This fall, Colgate will launch three new professional networks for community members: STEM, communications, and consulting. Want to get involved? E-mail Jennifer Stone at professional and visit


Alumni Council calls for nominations

The nominations committee of the Alumni Council seeks recommendations for this 55-member volunteer board. Each year, 11 to 13 positions are filled. For a full list of qualifications, visit The awards committee also seeks nominations from the classes ending in 1 and 6 for awards to be presented at Reunion 2016. A full list of categories can be found at
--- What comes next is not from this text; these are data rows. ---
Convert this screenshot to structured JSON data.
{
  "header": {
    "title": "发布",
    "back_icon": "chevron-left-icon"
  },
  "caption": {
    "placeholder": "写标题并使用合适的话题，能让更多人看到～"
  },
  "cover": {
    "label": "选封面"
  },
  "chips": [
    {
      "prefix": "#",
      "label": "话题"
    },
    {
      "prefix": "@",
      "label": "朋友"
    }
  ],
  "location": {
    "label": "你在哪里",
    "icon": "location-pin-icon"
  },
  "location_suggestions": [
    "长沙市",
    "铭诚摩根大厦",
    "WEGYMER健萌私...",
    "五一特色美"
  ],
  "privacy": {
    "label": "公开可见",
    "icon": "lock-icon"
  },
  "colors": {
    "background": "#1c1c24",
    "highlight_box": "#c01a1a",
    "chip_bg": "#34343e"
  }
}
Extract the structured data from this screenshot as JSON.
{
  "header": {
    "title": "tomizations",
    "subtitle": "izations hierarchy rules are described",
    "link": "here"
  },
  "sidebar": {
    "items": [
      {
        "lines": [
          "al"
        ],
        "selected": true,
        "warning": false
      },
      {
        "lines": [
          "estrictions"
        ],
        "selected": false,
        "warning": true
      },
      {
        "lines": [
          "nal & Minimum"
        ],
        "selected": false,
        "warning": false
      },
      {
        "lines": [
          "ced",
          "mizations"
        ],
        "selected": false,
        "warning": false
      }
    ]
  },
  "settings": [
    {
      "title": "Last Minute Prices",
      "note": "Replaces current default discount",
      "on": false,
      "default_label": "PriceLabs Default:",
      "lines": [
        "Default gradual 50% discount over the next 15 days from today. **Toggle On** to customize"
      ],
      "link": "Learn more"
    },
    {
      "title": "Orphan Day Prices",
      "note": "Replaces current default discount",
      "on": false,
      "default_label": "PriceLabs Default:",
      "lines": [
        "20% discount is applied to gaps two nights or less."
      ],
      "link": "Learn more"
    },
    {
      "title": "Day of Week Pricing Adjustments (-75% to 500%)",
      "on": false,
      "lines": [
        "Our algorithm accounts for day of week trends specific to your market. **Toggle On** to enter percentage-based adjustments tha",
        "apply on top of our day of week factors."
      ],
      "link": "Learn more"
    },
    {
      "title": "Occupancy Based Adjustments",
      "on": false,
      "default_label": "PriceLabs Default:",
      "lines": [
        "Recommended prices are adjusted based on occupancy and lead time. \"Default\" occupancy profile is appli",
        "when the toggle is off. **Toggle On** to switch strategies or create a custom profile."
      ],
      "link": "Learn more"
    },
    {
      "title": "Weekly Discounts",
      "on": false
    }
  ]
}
Send nominations by Sept. 1, 2015, to: Tim Mansfield, executive secretary, Colgate University, 13 Oak Drive, Hamilton, NY 13346. For guidelines and more information, visit


Alumni Corporation Awards: recognizing dedication and service

Wm. Brian Little ’64 Award for Distinguished Service

James A. Smith ’70, Marianne Crosley ’80, P’16, and Peter Blaise Desnoes ’65, P’17

At Reunion 2015, the Wm. Brian Little ’64 Award for Distinguished Service was presented to (L to R): James A. Smith ’70, Marianne Crosley ’80, P’16, and Peter Blaise Desnoes ’65, P’17.


Distinguished Teaching Award

Lesleigh Cushing

The Distinguished Teaching Award went to Lesleigh Cushing, Murray W. and Mildred K. Finard Associate Professor in Jewish studies, associate professor of religion, and director of Jewish studies; and Frank Frey (not pictured), associate professor of biology and environmental studies.


Humanitarian Award

Dr. Robert B. Raiber ’68, P’02

Dr. Robert B. Raiber ’68, P’02 accepted the Humanitarian Award for his volunteer work in dentistry. Raiber played a significant role in identifying victims of 9/11. In addition, Raiber has traveled to the remote village of Hooper Bay, Alaska, to treat the villagers and was appointed to a task force to educate legislators and research solutions for the villagers to receive dental care. He has been recognized by a number of societies for his efforts.


Ann Yao ’80 Memorial Young Alumni Award

Emily H. Bradley ’10, Karl D. Fries ’10

Emily H. Bradley ’10, Karl D. Fries ’10, and Safwan B. Shabab ’10 (not pictured) received the Ann Yao ’80 Memorial Young Alumni Award, which honors alumni who have demonstrated remarkable volunteerism during their first five years after graduation.


Maroon Citation

Maroon Citation honorees

The Maroon Citation honors alumni, employees, and friends of the university for their loyalty, commitment, and exemplary service to Colgate. Back row, L to R: Deborah Barnes (recently retired administrative assistant, president’s office), Dewey J. Awad II ’90, Harry E. Gould Jr. ’60, and Peter O. Hanson ’55, P’79,’86,’89. Middle, L to R: Heidi Bulow Parsont ’90, Dr. Mark A. Mandel ’60, and Peter L. Kellner ’65, P’87,’16,’19. Front, L to R: Stephen J. Errico ’85, P’16, ’18; Christine LaFave (biology lab instructor), Lauren Galliker ’90, Thomas J. Murphy ’90, Leroy G. Potts Jr. ’85, Katie Finnegan ’05, and Lisa Oppenheim Schultz ’85, P’15,’18. Not pictured: Gregory J. Fleming ’85 and Joanna E. Allegretti ’05.